◆ **What you need to do**
Only lines with the word "want" are needed; collect each of them from the listing below.

◆ **Available data**
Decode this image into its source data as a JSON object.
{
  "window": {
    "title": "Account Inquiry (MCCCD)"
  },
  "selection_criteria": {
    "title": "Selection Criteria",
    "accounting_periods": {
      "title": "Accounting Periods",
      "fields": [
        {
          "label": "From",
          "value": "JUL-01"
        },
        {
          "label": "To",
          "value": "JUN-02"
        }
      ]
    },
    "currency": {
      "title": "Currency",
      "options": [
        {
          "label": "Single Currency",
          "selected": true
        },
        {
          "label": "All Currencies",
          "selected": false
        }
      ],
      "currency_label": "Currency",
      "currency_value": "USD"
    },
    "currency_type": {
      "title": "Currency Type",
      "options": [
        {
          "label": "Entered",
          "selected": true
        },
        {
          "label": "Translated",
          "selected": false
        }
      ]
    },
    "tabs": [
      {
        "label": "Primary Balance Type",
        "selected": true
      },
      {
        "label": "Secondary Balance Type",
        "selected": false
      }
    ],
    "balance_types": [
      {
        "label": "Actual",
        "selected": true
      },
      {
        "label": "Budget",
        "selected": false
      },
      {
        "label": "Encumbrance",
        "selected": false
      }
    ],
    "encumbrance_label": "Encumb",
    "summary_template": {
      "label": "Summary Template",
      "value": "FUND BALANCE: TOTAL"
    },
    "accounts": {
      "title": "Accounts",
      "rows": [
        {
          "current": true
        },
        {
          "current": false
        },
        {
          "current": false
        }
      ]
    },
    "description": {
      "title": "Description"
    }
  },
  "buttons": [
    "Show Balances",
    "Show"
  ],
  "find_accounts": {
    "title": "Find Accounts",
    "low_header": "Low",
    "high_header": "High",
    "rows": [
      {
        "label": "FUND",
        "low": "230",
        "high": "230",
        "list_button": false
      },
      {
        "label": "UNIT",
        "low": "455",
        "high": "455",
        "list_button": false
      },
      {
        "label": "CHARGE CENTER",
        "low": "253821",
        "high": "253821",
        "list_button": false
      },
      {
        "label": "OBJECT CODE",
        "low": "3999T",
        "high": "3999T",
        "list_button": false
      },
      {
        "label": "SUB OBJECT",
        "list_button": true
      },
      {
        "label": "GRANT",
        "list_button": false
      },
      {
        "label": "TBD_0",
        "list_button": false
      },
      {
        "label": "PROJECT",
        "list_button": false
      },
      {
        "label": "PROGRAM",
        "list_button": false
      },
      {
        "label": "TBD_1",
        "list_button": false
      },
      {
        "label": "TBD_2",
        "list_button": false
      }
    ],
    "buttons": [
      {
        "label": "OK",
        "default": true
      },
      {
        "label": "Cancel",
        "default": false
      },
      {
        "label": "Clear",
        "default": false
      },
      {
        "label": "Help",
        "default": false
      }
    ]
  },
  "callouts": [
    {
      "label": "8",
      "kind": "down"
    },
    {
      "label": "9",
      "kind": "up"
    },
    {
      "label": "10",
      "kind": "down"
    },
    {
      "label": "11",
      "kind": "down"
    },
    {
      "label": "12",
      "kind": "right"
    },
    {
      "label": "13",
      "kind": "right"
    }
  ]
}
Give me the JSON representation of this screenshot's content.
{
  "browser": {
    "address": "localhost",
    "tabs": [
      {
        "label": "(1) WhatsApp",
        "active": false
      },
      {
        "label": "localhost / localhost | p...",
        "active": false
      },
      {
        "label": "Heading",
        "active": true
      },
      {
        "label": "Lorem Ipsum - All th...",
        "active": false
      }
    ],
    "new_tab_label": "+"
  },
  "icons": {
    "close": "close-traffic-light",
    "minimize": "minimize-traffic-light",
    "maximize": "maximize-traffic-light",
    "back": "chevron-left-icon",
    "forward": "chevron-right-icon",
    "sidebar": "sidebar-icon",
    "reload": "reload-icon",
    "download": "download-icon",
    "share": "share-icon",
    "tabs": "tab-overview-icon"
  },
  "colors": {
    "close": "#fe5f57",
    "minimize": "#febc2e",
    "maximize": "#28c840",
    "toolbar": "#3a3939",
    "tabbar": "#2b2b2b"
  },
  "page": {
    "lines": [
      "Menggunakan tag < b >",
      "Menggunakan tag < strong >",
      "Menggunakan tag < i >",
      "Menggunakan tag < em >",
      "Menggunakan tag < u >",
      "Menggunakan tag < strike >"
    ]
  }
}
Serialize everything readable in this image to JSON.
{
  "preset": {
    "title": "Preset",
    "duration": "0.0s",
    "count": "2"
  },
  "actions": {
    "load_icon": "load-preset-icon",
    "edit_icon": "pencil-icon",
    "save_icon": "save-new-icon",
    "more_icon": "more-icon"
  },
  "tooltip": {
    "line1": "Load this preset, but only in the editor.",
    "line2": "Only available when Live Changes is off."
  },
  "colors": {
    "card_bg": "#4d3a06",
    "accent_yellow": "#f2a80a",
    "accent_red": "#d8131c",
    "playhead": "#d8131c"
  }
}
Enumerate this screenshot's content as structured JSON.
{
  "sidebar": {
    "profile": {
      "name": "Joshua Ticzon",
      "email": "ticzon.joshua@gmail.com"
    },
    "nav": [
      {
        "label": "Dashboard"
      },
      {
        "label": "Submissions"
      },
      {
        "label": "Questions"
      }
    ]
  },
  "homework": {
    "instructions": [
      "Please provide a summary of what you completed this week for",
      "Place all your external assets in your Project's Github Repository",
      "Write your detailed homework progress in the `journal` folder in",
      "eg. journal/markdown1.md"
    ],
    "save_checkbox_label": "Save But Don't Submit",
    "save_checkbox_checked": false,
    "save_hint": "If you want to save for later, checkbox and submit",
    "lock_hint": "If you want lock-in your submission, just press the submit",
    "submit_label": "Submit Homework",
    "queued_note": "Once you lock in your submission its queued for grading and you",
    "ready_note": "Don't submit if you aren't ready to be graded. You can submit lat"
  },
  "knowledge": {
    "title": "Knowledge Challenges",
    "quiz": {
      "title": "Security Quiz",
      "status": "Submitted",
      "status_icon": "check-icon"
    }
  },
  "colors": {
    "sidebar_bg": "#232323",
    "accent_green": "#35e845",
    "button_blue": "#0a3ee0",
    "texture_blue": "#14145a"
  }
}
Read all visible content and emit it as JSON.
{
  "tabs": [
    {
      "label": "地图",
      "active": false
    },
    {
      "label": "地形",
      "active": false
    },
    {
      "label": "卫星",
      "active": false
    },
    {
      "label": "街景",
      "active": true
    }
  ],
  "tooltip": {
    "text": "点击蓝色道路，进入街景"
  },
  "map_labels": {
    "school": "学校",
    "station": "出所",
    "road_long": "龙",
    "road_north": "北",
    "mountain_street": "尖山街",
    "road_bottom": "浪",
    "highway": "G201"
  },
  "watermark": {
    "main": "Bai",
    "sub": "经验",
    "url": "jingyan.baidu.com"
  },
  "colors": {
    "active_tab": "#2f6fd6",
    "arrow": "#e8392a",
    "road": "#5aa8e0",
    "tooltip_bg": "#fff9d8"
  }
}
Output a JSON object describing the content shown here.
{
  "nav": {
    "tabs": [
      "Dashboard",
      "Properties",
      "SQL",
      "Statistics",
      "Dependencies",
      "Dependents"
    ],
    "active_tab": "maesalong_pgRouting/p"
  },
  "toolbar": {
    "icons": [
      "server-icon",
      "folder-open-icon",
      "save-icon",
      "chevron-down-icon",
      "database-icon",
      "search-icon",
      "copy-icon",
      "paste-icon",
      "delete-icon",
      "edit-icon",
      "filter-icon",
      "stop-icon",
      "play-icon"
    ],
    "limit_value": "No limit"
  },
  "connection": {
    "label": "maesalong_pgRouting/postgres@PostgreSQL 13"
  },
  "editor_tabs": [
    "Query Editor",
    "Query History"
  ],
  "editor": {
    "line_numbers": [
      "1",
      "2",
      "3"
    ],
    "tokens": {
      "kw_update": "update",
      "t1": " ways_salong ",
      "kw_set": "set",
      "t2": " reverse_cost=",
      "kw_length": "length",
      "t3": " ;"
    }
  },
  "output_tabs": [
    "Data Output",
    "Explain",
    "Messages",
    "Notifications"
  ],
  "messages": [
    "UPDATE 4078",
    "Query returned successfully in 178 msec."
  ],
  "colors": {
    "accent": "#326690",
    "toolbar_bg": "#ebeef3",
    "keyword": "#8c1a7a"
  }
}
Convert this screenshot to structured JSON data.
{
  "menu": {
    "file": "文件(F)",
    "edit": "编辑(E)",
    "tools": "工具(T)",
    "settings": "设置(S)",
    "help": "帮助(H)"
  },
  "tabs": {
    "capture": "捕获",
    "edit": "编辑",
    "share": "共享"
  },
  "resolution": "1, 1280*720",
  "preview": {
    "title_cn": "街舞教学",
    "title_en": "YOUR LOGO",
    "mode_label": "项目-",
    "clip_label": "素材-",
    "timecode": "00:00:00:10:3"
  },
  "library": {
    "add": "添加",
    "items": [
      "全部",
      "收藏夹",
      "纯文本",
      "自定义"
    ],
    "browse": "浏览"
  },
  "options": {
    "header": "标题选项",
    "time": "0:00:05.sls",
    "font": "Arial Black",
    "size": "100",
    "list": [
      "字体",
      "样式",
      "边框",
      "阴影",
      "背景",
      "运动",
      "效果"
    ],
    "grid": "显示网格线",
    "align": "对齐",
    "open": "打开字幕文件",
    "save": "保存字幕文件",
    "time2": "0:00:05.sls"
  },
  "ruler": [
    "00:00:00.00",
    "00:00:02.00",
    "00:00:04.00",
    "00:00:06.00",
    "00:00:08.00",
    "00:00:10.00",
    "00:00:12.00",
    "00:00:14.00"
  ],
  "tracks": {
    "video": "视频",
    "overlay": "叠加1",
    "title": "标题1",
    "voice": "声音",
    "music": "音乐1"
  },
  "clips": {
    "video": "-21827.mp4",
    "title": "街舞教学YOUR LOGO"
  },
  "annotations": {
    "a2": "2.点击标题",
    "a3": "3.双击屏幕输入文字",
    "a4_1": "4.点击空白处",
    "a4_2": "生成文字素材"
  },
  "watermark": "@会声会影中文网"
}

◆ **Result for this exercise**
    "save_hint": "If you want to save for later, checkbox and submit",
    "lock_hint": "If you want lock-in your submission, just press the submit",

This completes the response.